What makes some people want to run ultra marathons? For some, grinding out all those miles through dust and mud and huge gains in elevation is nothing short of transformational. Some people were just born to run.
Inspired by mountains and wilderness Lizzy Hawker ‘fell’ into the world of ultra-distance and endurance running more by chance than by design. She entered the Ultra Trail Mont Blanc on a whim in 2005, a race that gains 31,168 feet in 103 miles through the Alps. Lizzy surprised herself, and the ultra-running world, by winning that race, and then went on to win five more times.
She is a previous world record holder for 24hrs, and was the 2006 100km World Champion. She recently returned from Nepal where she competed in the Mustang Trail Race, an eight-stage race covering 200 kilometers, all done at an elevation of 3-4,000 meters, then, for good measure, added on the Everest

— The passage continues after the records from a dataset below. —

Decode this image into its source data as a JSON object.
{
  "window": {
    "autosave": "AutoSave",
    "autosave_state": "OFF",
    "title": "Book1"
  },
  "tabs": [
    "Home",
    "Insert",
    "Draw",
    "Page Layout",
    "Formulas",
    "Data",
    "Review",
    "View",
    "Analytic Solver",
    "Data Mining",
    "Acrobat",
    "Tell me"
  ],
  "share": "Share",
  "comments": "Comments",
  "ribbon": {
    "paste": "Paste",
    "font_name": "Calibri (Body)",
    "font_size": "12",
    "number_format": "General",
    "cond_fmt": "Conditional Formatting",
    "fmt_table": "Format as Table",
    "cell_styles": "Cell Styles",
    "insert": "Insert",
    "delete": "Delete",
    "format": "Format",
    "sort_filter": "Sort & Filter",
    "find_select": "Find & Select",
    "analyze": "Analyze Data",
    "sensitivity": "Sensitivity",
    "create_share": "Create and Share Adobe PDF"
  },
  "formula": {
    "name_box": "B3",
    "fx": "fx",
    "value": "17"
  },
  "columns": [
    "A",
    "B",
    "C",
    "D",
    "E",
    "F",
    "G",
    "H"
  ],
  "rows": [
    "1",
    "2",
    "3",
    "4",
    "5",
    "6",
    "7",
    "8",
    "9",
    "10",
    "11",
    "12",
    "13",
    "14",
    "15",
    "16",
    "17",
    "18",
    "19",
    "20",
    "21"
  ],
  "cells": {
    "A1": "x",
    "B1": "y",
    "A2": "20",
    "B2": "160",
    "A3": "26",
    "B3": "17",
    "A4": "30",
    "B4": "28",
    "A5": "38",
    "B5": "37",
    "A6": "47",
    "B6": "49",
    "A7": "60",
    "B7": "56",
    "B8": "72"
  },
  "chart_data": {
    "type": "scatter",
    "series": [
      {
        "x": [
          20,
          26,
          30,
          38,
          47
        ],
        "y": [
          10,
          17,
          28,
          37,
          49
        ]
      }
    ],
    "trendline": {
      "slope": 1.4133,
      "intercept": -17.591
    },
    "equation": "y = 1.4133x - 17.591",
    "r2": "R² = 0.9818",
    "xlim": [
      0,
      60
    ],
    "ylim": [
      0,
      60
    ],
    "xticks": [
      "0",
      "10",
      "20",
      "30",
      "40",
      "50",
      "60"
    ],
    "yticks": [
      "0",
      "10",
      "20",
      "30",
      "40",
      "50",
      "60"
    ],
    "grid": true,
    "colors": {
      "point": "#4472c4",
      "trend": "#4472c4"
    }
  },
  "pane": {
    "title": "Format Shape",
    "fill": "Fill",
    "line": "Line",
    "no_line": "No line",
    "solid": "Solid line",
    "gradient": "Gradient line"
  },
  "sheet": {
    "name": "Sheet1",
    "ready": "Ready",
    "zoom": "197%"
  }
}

Marathon, called the “most adventurous trail run in the world,” setting the new world record running from Everest Base Camp to Kathmandu.
Lizzy’s enduring passion for the mountains and nature has shaped both her life as an endurance athlete, and her professional career as a writer and as a scientist. A Natural Scientist by training, with a PhD in polar oceanography, she has been on many research cruises to the Antarctic and the Southern Ocean. These experiences and studies gave her an even deeper commitment to our responsibility of working towards both social and environmental sustainability in every part of our lives.

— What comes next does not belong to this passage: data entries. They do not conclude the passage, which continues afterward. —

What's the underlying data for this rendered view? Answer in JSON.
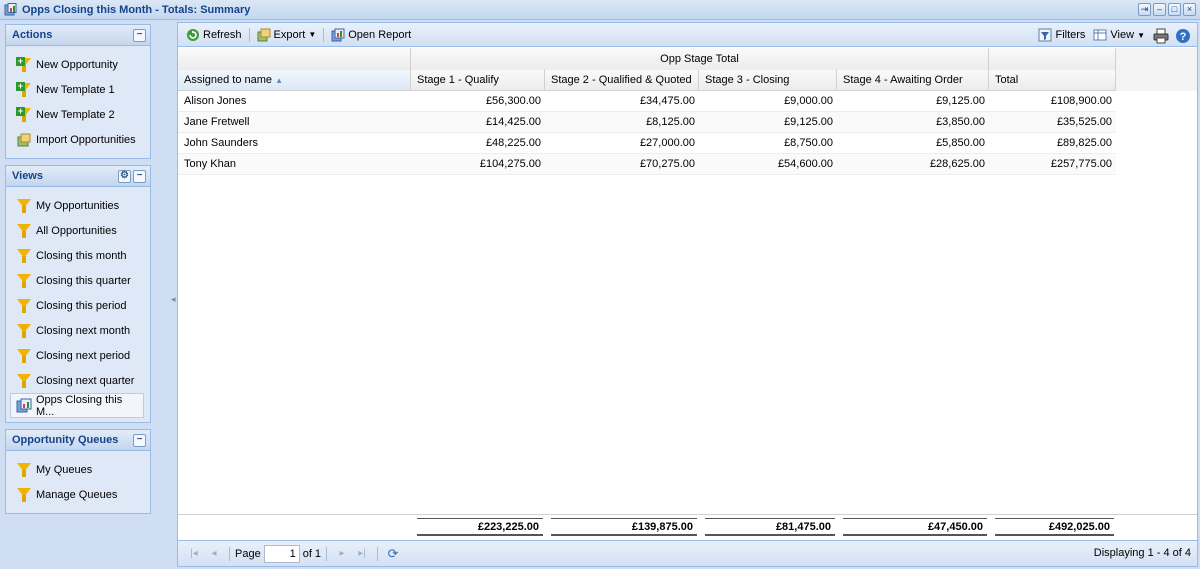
{
  "window": {
    "title": "Opps Closing this Month - Totals: Summary",
    "controls": [
      "restore",
      "minimize",
      "maximize",
      "close"
    ]
  },
  "actions": {
    "title": "Actions",
    "items": [
      {
        "label": "New Opportunity",
        "icon": "new-opportunity-icon"
      },
      {
        "label": "New Template 1",
        "icon": "new-template-icon"
      },
      {
        "label": "New Template 2",
        "icon": "new-template-icon"
      },
      {
        "label": "Import Opportunities",
        "icon": "import-icon"
      }
    ]
  },
  "views": {
    "title": "Views",
    "items": [
      {
        "label": "My Opportunities",
        "icon": "funnel-icon"
      },
      {
        "label": "All Opportunities",
        "icon": "funnel-icon"
      },
      {
        "label": "Closing this month",
        "icon": "funnel-icon"
      },
      {
        "label": "Closing this quarter",
        "icon": "funnel-icon"
      },
      {
        "label": "Closing this period",
        "icon": "funnel-icon"
      },
      {
        "label": "Closing next month",
        "icon": "funnel-icon"
      },
      {
        "label": "Closing next period",
        "icon": "funnel-icon"
      },
      {
        "label": "Closing next quarter",
        "icon": "funnel-icon"
      },
      {
        "label": "Opps Closing this M...",
        "icon": "report-icon",
        "selected": true
      }
    ]
  },
  "queues": {
    "title": "Opportunity Queues",
    "items": [
      {
        "label": "My Queues",
        "icon": "funnel-icon"
      },
      {
        "label": "Manage Queues",
        "icon": "funnel-icon"
      }
    ]
  },
  "toolbar": {
    "refresh": "Refresh",
    "export": "Export",
    "open_report": "Open Report",
    "filters": "Filters",
    "view": "View"
  },
  "grid": {
    "group_header": "Opp Stage Total",
    "columns": [
      "Assigned to name",
      "Stage 1 - Qualify",
      "Stage 2 - Qualified & Quoted",
      "Stage 3 - Closing",
      "Stage 4 - Awaiting Order",
      "Total"
    ],
    "rows": [
      [
        "Alison Jones",
        "£56,300.00",
        "£34,475.00",
        "£9,000.00",
        "£9,125.00",
        "£108,900.00"
      ],
      [
        "Jane Fretwell",
        "£14,425.00",
        "£8,125.00",
        "£9,125.00",
        "£3,850.00",
        "£35,525.00"
      ],
      [
        "John Saunders",
        "£48,225.00",
        "£27,000.00",
        "£8,750.00",
        "£5,850.00",
        "£89,825.00"
      ],
      [
        "Tony Khan",
        "£104,275.00",
        "£70,275.00",
        "£54,600.00",
        "£28,625.00",
        "£257,775.00"
      ]
    ],
    "totals": [
      "£223,225.00",
      "£139,875.00",
      "£81,475.00",
      "£47,450.00",
      "£492,025.00"
    ]
  },
  "pager": {
    "page_label": "Page",
    "page_value": "1",
    "of_label": "of 1",
    "display_info": "Displaying 1 - 4 of 4"
  }
}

Recently awarded the Nat. Geographic Adventurer of the Year Award in ultra running, Lizzy joins me this week on The Edge Radio where she’ll share what pushes her to run, what she loves about the mountains and why she gave up an elite job as a research scientist in the Antarctic to become a world-class endurance runner. You don’t want to miss this show.